Ornate shrines and elaborate statues stood in every corner and along the walls of the pagan Hindu temple in northwestern India. Men worshipped in one section as women gathered in another. Some Hindu worshippers stood while others sat on the cold floor. Some were silent as others chanted an eerie babble and whine. A creepy tingle went through my spine as I sensed a devilish presence. I didn’t stay long. I suppose the worshippers were sincere... sincerely wrong, I would say. But they were religious as they paid homage to some of the thirty-three million Hindu gods.
Idolatry has always been a problem. The first commandment forbids the worship of any god other than the One True God. The second commandment forbids idolatry. “Do not make an idol for yourself, whether in the shape of anything in the heavens above or on the earth below or in the waters under the earth. Do not bow in worship to them, and do not serve them; for I, the Lord your God, am a jealous God” (Exodus 20:4–5).
Camped at the base of Mount Sinai, the Israelites grew impatient and demanded that Aaron “make gods” (Exodus 32:1) for them to serve and worship. “Aaron replied to them, ‘Take off the gold rings that are on the ears of your wives, your sons, and your daughters and bring them to me.’ So all the people took off the gold rings that were on their ears and brought them to Aaron. He took the gold from them, fashioned it with an engraving tool, and made it into an image of a calf. Then they said, ‘Israel, these are your gods, who brought you up from the land of Egypt!’ ” (Exodus 32:2–4). Dare I say it... how stupid! Everyone, including Aaron, knew that the golden calf hadn’t led them anywhere!
Today our gods are bank balances, air-brushed photos of naked women, dignified titles before or after a name, professional athletes, Hollywood stars and starlets, and thirty-three million others. These idols, like the golden calf or the Hindu gods, are lifeless and powerless.
When Paul left Berea, he traveled to Athens in southern Greece and the area known as Achaia. In Athens, Paul “was deeply distressed when he saw that the city was full of idols” (Acts 17:16). The people weren’t Christians, but they were deeply religious! They worshipped statues and shrines and objects made of silver, gold, stone, and wood.
As Paul stood before a group of Athenians, he declared, “People of Athens! I see that you are extremely religious in every respect. For as I was passing through and observing the objects of your worship, I even found an altar on which was inscribed, ‘To an Unknown God.’ ”

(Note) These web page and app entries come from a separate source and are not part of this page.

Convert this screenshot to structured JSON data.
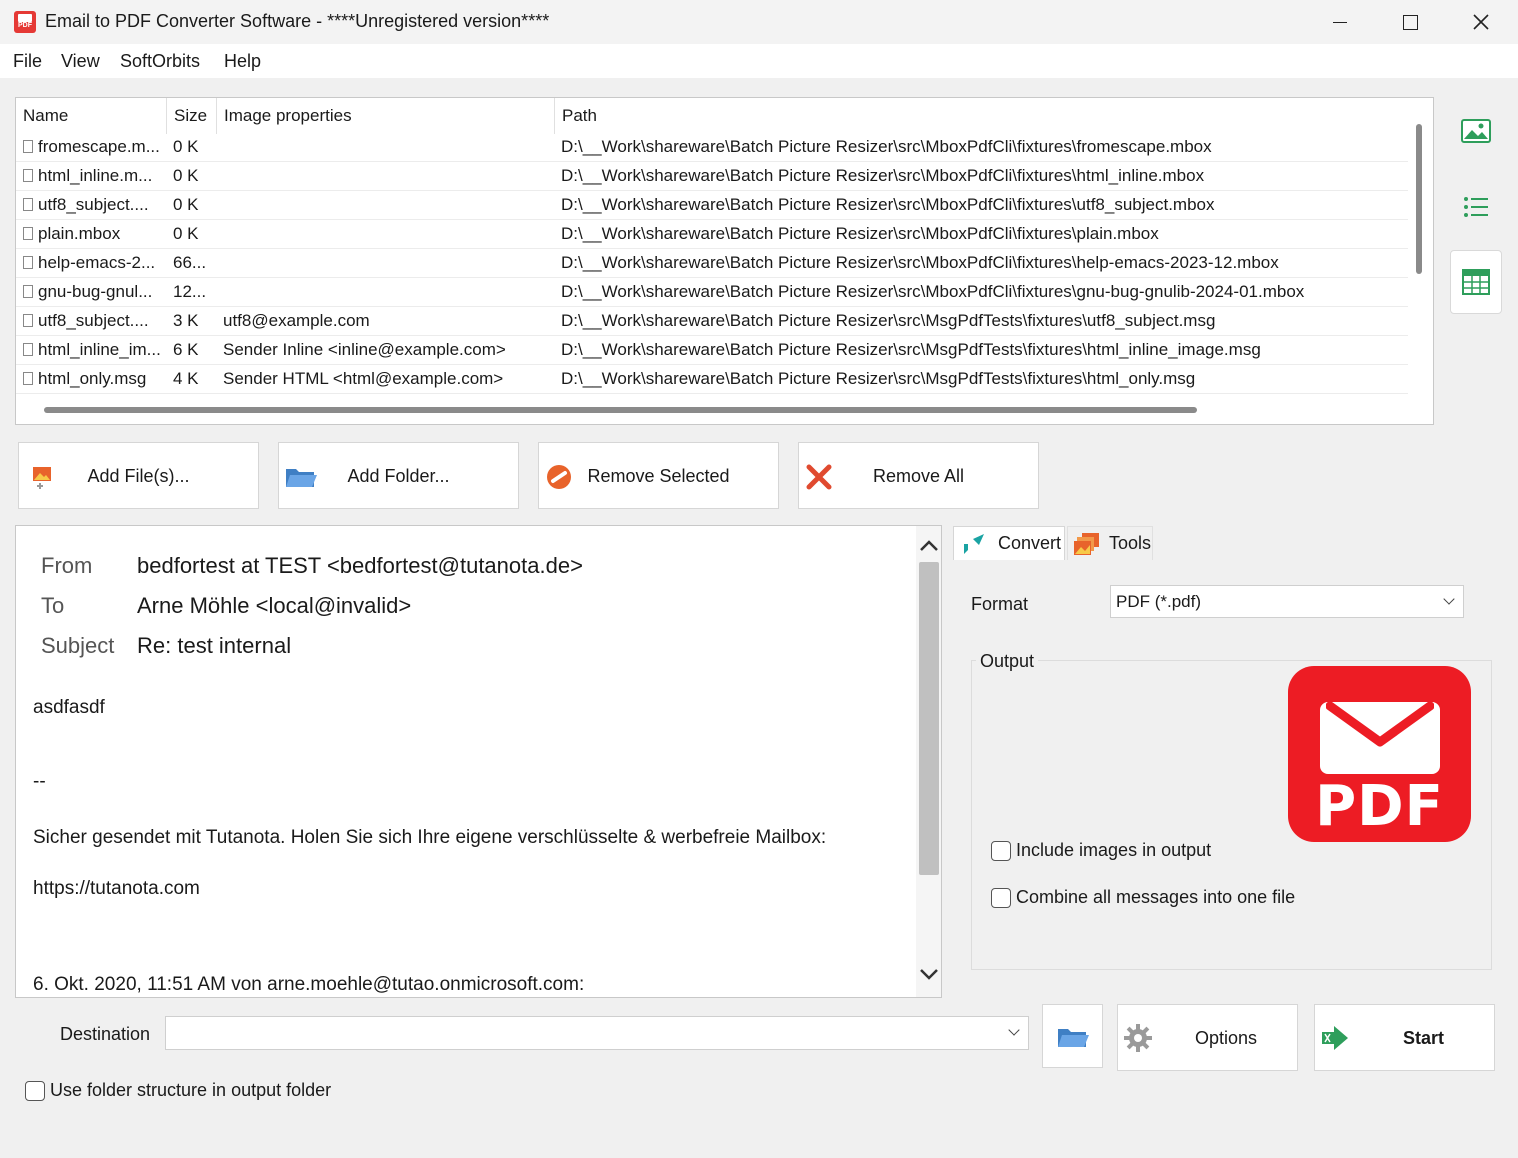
{
  "window": {
    "title": "Email to PDF Converter Software - ****Unregistered version****",
    "icon_text": "PDF"
  },
  "menu": [
    "File",
    "View",
    "SoftOrbits",
    "Help"
  ],
  "file_list": {
    "columns": [
      "Name",
      "Size",
      "Image properties",
      "Path"
    ],
    "rows": [
      {
        "name": "fromescape.m...",
        "size": "0 K",
        "props": "",
        "path": "D:\\__Work\\shareware\\Batch Picture Resizer\\src\\MboxPdfCli\\fixtures\\fromescape.mbox"
      },
      {
        "name": "html_inline.m...",
        "size": "0 K",
        "props": "",
        "path": "D:\\__Work\\shareware\\Batch Picture Resizer\\src\\MboxPdfCli\\fixtures\\html_inline.mbox"
      },
      {
        "name": "utf8_subject....",
        "size": "0 K",
        "props": "",
        "path": "D:\\__Work\\shareware\\Batch Picture Resizer\\src\\MboxPdfCli\\fixtures\\utf8_subject.mbox"
      },
      {
        "name": "plain.mbox",
        "size": "0 K",
        "props": "",
        "path": "D:\\__Work\\shareware\\Batch Picture Resizer\\src\\MboxPdfCli\\fixtures\\plain.mbox"
      },
      {
        "name": "help-emacs-2...",
        "size": "66...",
        "props": "",
        "path": "D:\\__Work\\shareware\\Batch Picture Resizer\\src\\MboxPdfCli\\fixtures\\help-emacs-2023-12.mbox"
      },
      {
        "name": "gnu-bug-gnul...",
        "size": "12...",
        "props": "",
        "path": "D:\\__Work\\shareware\\Batch Picture Resizer\\src\\MboxPdfCli\\fixtures\\gnu-bug-gnulib-2024-01.mbox"
      },
      {
        "name": "utf8_subject....",
        "size": "3 K",
        "props": "utf8@example.com",
        "path": "D:\\__Work\\shareware\\Batch Picture Resizer\\src\\MsgPdfTests\\fixtures\\utf8_subject.msg"
      },
      {
        "name": "html_inline_im...",
        "size": "6 K",
        "props": "Sender Inline <inline@example.com>",
        "path": "D:\\__Work\\shareware\\Batch Picture Resizer\\src\\MsgPdfTests\\fixtures\\html_inline_image.msg"
      },
      {
        "name": "html_only.msg",
        "size": "4 K",
        "props": "Sender HTML <html@example.com>",
        "path": "D:\\__Work\\shareware\\Batch Picture Resizer\\src\\MsgPdfTests\\fixtures\\html_only.msg"
      }
    ]
  },
  "actions": {
    "add_files": "Add File(s)...",
    "add_folder": "Add Folder...",
    "remove_selected": "Remove Selected",
    "remove_all": "Remove All"
  },
  "preview": {
    "from_label": "From",
    "from_value": "bedfortest at TEST <bedfortest@tutanota.de>",
    "to_label": "To",
    "to_value": "Arne Möhle <local@invalid>",
    "subject_label": "Subject",
    "subject_value": "Re: test internal",
    "body_lines": [
      "asdfasdf",
      "--",
      "Sicher gesendet mit Tutanota. Holen Sie sich Ihre eigene verschlüsselte & werbefreie Mailbox:",
      "https://tutanota.com",
      "6. Okt. 2020, 11:51 AM von arne.moehle@tutao.onmicrosoft.com:"
    ]
  },
  "tabs": {
    "convert": "Convert",
    "tools": "Tools"
  },
  "convert_panel": {
    "format_label": "Format",
    "format_value": "PDF (*.pdf)",
    "output_label": "Output",
    "include_images_label": "Include images in output",
    "include_images_checked": false,
    "combine_label": "Combine all messages into one file",
    "combine_checked": false,
    "logo_text": "PDF"
  },
  "bottom": {
    "destination_label": "Destination",
    "destination_value": "",
    "options_label": "Options",
    "start_label": "Start",
    "use_folder_label": "Use folder structure in output folder",
    "use_folder_checked": false
  },
  "colors": {
    "brand_red": "#ed1c24",
    "accent_green": "#2e9e5b"
  }
}
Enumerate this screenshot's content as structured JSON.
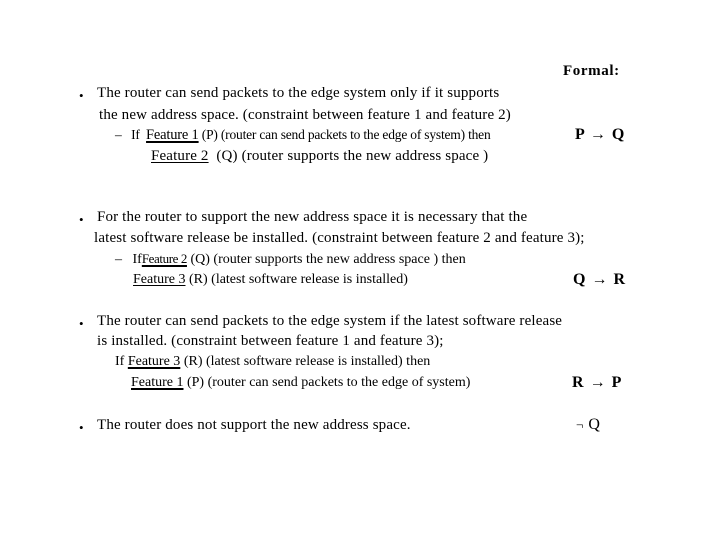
{
  "formal_header": "Formal:",
  "bullet_glyph": "•",
  "dash_glyph": "–",
  "constraints": [
    {
      "statement_line1": "The router can send packets to the edge system only if it supports",
      "statement_line2": "the new address space. (constraint between feature 1 and feature 2)",
      "if_prefix": "If",
      "if_feature": "Feature 1",
      "if_symbol": "(P)",
      "if_desc": "(router can send packets to the edge of system) then",
      "then_feature": "Feature 2",
      "then_symbol": "(Q)",
      "then_desc": "(router supports the new address space )",
      "formal": {
        "left": "P",
        "op": "→",
        "right": "Q"
      }
    },
    {
      "statement_line1": "For the router to support the new address space it is necessary that the",
      "statement_line2": "latest software release be installed. (constraint between feature 2 and feature 3);",
      "if_prefix": "If",
      "if_feature": "Feature 2",
      "if_symbol": "(Q)",
      "if_desc": "(router supports the new address space ) then",
      "then_feature": "Feature 3",
      "then_symbol": "(R)",
      "then_desc": "(latest software release is installed)",
      "formal": {
        "left": "Q",
        "op": "→",
        "right": "R"
      }
    },
    {
      "statement_line1": "The router can send packets to the edge system if the latest software release",
      "statement_line2": "is installed. (constraint between feature 1 and feature 3);",
      "if_prefix": "If",
      "if_feature": "Feature 3",
      "if_symbol": "(R)",
      "if_desc": "(latest software release is installed) then",
      "then_feature": "Feature 1",
      "then_symbol": "(P)",
      "then_desc": "(router can send packets to the edge of system)",
      "formal": {
        "left": "R",
        "op": "→",
        "right": "P"
      }
    },
    {
      "statement_line1": "The router does not support the new address space.",
      "formal": {
        "neg": "¬",
        "right": "Q"
      }
    }
  ]
}
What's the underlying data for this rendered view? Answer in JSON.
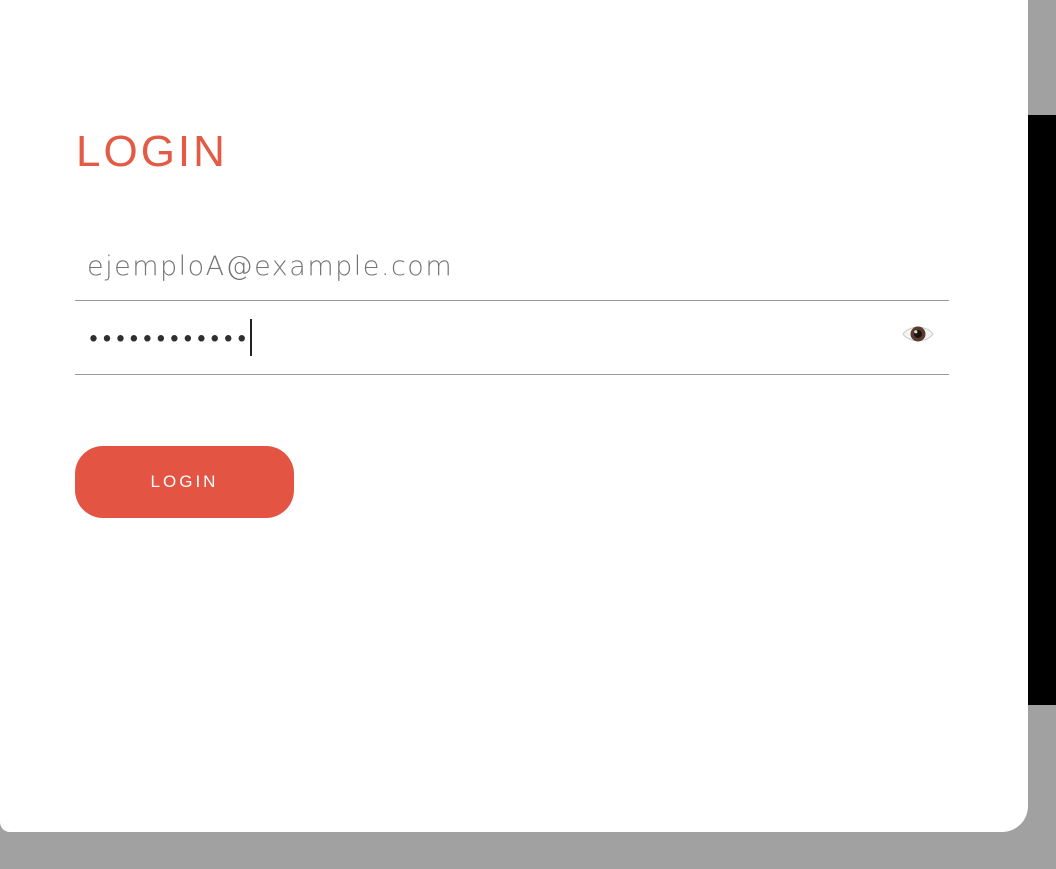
{
  "login_form": {
    "title": "LOGIN",
    "email": {
      "value": "ejemploA@example.com",
      "placeholder": ""
    },
    "password": {
      "masked_value": "••••••••••••",
      "toggle_icon": "eye-icon"
    },
    "submit_label": "LOGIN"
  },
  "colors": {
    "accent": "#e35443",
    "background": "#a1a1a1",
    "card": "#ffffff"
  }
}
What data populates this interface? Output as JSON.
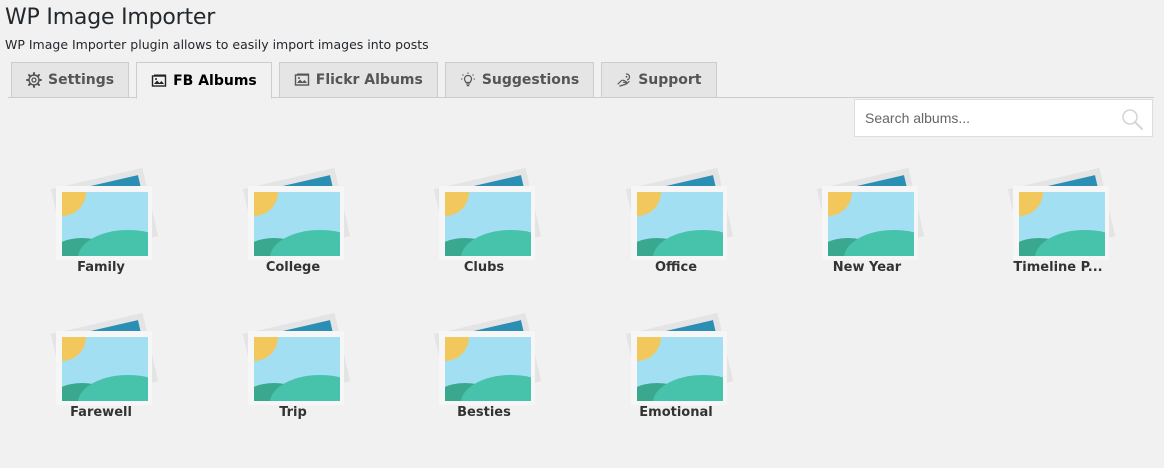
{
  "header": {
    "title": "WP Image Importer",
    "subtitle": "WP Image Importer plugin allows to easily import images into posts"
  },
  "tabs": [
    {
      "label": "Settings",
      "icon": "gear-icon",
      "active": false
    },
    {
      "label": "FB Albums",
      "icon": "image-icon",
      "active": true
    },
    {
      "label": "Flickr Albums",
      "icon": "image-icon",
      "active": false
    },
    {
      "label": "Suggestions",
      "icon": "lightbulb-icon",
      "active": false
    },
    {
      "label": "Support",
      "icon": "support-hand-icon",
      "active": false
    }
  ],
  "search": {
    "placeholder": "Search albums...",
    "value": ""
  },
  "albums": [
    {
      "name": "Family"
    },
    {
      "name": "College"
    },
    {
      "name": "Clubs"
    },
    {
      "name": "Office"
    },
    {
      "name": "New Year"
    },
    {
      "name": "Timeline P..."
    },
    {
      "name": "Farewell"
    },
    {
      "name": "Trip"
    },
    {
      "name": "Besties"
    },
    {
      "name": "Emotional"
    }
  ],
  "colors": {
    "photo_back": "#2b8fb5",
    "photo_sky": "#a3dff3",
    "photo_sun": "#f2c75c",
    "photo_hill_front": "#48c3ab",
    "photo_hill_back": "#3aa88f",
    "photo_frame": "#f6f6f6"
  }
}
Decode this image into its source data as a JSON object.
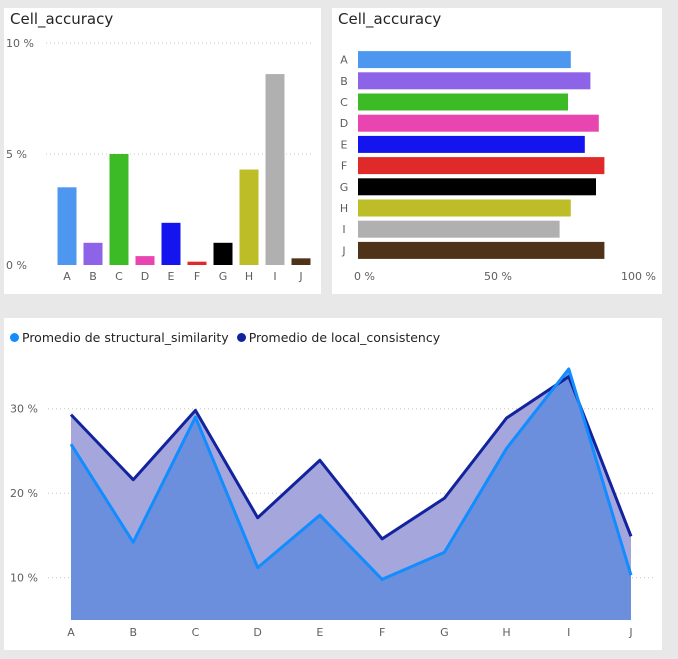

The gods of Athens were the mythological figures of Zeus, Poseidon, Apollo, Hermes, Athena, Artemis, Aphrodite and many others. Paul saw the statues and figurines, but Paul’s attention was drawn to the shrine labeled, “To an Unknown God.” Brilliantly, Paul used the opportunity to point the lost souls to Jesus. “I know your ‘Unknow God.’ He’s ‘the God who made the world and everything in it—he is Lord of heaven and earth ... he himself gives everyone life and breath and all things’ ” (Acts 17:24-25).
Paul was bold... like we should be. “When they heard about the resurrection of the dead, some began to ridicule him, but ... some people joined him and believed” (Acts 17:32–34).